**ACTIVITY**: Could you filter the records below and keep only the lines with the word "Fuel"?

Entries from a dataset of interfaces
——————
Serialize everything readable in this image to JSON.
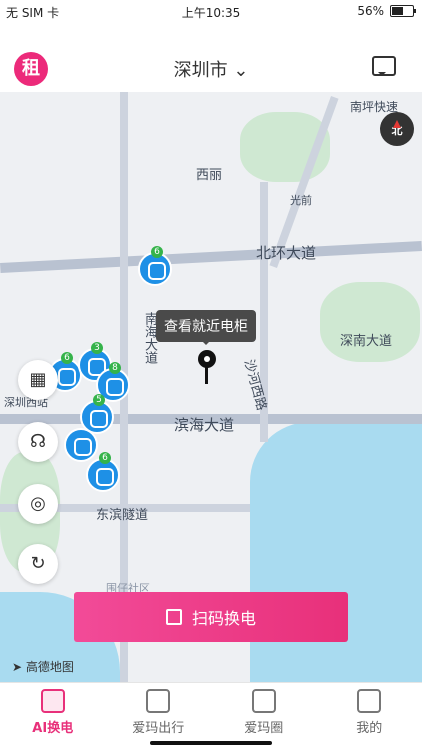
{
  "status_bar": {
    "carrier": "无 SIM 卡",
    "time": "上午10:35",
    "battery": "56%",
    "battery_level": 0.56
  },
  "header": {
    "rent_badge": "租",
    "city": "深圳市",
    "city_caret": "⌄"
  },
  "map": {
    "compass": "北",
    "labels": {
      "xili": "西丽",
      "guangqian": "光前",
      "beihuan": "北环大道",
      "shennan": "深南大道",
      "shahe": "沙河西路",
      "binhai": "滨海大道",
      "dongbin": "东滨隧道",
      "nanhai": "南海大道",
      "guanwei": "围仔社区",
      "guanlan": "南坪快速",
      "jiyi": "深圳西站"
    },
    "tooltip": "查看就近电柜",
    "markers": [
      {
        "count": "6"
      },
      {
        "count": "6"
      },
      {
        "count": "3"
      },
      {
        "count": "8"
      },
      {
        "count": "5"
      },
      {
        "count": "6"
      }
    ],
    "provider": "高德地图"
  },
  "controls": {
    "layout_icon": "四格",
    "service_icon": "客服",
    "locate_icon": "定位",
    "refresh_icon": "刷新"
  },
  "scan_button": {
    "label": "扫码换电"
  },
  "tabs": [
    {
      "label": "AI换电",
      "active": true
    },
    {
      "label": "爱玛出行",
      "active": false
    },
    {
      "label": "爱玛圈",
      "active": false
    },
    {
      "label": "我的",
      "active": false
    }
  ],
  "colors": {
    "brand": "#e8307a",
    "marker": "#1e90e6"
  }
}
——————
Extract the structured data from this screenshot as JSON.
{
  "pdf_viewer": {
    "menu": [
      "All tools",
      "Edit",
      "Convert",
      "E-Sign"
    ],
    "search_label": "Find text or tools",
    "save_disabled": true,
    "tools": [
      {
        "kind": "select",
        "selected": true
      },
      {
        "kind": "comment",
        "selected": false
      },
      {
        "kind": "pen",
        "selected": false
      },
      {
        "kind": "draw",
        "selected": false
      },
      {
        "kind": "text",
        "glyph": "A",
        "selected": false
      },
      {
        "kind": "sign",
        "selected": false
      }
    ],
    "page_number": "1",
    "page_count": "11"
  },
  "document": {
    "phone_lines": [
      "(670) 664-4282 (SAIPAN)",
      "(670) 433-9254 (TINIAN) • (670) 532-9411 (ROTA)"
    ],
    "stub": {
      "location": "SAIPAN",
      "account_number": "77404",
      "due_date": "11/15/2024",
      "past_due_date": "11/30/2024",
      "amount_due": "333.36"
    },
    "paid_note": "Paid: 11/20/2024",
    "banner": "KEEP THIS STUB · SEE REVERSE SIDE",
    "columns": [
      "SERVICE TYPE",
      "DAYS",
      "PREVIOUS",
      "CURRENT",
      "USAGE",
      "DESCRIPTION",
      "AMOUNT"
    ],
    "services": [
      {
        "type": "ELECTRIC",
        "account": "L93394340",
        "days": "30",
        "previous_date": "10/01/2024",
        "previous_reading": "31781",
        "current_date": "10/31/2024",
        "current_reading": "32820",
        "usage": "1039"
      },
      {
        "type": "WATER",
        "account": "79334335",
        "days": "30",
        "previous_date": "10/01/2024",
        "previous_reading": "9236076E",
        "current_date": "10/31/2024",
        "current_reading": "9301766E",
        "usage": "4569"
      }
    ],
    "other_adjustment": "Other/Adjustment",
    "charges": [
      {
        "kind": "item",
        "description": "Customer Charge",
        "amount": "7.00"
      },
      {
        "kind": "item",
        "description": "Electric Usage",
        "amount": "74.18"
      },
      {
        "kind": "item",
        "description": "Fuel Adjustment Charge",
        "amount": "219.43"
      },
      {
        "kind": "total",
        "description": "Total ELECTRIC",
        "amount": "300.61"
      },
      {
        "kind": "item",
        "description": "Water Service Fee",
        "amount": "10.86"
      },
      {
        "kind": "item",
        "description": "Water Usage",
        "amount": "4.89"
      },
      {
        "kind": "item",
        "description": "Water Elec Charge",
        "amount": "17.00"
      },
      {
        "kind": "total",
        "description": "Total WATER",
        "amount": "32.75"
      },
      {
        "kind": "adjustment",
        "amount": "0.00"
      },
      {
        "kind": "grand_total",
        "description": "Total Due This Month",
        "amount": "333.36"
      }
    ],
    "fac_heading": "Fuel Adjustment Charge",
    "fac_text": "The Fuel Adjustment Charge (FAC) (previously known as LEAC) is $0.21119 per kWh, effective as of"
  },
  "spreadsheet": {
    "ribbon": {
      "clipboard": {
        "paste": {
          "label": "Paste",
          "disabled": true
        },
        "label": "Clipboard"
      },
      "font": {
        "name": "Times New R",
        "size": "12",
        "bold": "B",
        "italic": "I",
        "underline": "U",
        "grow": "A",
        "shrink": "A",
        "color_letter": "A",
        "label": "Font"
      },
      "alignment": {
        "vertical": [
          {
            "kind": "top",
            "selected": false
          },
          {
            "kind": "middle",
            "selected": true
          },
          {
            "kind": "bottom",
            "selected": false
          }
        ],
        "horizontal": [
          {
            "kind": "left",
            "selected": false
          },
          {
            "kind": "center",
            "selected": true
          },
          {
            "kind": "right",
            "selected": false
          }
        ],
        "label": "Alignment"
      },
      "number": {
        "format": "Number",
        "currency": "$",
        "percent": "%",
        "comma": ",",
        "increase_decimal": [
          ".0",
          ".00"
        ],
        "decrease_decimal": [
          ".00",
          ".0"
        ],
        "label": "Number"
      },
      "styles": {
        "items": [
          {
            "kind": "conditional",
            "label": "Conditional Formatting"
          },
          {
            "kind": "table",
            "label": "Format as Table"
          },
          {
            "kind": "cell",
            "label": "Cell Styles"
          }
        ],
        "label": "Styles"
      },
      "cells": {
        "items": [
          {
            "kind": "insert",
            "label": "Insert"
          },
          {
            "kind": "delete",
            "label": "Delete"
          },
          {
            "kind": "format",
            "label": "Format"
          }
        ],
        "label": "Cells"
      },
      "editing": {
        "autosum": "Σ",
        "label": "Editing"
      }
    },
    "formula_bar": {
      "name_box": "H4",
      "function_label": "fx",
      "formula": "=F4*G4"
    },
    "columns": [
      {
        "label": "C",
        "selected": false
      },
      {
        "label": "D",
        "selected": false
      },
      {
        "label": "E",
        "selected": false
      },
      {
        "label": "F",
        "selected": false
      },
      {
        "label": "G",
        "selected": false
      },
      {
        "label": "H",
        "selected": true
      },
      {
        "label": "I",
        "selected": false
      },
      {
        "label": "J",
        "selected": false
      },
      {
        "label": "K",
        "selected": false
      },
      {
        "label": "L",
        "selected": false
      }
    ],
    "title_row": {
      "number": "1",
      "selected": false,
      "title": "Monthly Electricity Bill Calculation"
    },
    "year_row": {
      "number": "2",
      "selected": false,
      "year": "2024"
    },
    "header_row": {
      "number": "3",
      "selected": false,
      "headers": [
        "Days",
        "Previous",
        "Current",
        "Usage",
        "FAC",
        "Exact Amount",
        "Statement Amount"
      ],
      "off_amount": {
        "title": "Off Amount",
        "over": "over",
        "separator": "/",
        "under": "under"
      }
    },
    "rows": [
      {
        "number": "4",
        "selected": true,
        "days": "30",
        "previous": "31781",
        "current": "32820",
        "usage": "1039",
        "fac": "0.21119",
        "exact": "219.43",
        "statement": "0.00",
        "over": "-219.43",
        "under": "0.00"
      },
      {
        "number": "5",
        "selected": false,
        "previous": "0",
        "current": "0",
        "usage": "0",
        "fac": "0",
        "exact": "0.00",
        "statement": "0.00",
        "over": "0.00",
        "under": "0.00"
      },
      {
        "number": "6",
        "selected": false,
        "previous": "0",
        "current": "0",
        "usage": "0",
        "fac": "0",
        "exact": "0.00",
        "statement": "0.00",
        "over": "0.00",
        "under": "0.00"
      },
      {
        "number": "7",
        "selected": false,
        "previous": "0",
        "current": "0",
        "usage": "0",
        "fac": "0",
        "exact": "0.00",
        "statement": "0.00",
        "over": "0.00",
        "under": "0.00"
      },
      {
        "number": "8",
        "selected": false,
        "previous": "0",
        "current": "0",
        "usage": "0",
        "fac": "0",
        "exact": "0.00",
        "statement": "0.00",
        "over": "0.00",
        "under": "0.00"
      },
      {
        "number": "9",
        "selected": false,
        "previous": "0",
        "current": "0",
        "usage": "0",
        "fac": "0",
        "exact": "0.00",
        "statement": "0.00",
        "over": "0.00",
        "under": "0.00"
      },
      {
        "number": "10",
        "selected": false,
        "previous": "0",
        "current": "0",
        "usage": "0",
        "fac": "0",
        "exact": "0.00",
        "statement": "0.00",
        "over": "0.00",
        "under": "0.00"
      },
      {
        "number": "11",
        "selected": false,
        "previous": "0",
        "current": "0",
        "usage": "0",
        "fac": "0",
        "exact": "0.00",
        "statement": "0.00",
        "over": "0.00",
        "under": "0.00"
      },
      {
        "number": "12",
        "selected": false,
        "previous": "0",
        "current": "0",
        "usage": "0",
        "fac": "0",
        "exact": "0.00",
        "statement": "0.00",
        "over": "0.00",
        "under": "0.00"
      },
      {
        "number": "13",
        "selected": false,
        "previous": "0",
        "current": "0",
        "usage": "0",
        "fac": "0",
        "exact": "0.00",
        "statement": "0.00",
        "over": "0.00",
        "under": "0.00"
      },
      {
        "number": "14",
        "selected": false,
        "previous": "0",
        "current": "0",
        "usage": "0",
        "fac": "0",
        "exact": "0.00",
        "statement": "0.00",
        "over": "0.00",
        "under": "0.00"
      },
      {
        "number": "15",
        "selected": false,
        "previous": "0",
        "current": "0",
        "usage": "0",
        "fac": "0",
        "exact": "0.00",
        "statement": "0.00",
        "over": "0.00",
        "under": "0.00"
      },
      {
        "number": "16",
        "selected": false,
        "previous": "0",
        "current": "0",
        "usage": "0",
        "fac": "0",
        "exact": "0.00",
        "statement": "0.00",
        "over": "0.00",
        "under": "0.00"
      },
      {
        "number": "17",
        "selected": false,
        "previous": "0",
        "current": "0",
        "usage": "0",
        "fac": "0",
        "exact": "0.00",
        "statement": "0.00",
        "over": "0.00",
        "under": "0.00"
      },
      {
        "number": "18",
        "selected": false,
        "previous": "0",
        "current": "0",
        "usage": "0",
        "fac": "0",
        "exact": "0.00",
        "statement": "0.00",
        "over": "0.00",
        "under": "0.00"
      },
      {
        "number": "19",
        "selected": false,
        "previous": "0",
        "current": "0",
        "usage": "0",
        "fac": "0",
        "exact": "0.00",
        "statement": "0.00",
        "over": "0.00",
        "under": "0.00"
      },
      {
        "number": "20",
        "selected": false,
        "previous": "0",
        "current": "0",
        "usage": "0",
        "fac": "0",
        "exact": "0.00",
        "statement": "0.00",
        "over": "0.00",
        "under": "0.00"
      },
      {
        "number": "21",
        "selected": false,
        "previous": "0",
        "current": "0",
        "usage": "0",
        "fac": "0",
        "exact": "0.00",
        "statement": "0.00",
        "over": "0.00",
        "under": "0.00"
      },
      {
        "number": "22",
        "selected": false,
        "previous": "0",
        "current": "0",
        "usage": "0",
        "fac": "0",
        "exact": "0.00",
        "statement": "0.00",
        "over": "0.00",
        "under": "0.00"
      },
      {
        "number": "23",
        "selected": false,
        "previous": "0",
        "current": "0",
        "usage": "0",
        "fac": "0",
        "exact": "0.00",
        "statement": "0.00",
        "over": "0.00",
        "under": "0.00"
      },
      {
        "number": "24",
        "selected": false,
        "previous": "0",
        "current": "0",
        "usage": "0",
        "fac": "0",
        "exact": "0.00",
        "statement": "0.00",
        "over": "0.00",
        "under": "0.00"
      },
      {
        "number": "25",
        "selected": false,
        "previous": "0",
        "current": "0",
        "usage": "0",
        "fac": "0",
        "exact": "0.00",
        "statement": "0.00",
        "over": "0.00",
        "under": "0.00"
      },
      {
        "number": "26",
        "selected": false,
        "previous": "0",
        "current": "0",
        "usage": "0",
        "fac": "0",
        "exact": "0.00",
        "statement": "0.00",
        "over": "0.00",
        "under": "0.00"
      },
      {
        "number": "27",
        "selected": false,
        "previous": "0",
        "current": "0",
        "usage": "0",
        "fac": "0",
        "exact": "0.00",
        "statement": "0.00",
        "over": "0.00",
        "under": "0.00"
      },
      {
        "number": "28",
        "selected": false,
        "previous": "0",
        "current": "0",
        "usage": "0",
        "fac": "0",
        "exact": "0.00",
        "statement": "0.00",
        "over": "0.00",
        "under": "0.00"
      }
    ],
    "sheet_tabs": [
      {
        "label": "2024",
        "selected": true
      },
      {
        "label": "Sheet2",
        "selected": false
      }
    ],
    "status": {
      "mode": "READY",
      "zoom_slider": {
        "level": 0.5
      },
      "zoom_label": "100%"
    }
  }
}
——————
**COMPLETED EXERCISE**:
        "description": "Fuel Adjustment Charge",
    "fac_heading": "Fuel Adjustment Charge",
    "fac_text": "The Fuel Adjustment Charge (FAC) (previously known as LEAC) is $0.21119 per kWh, effective as of"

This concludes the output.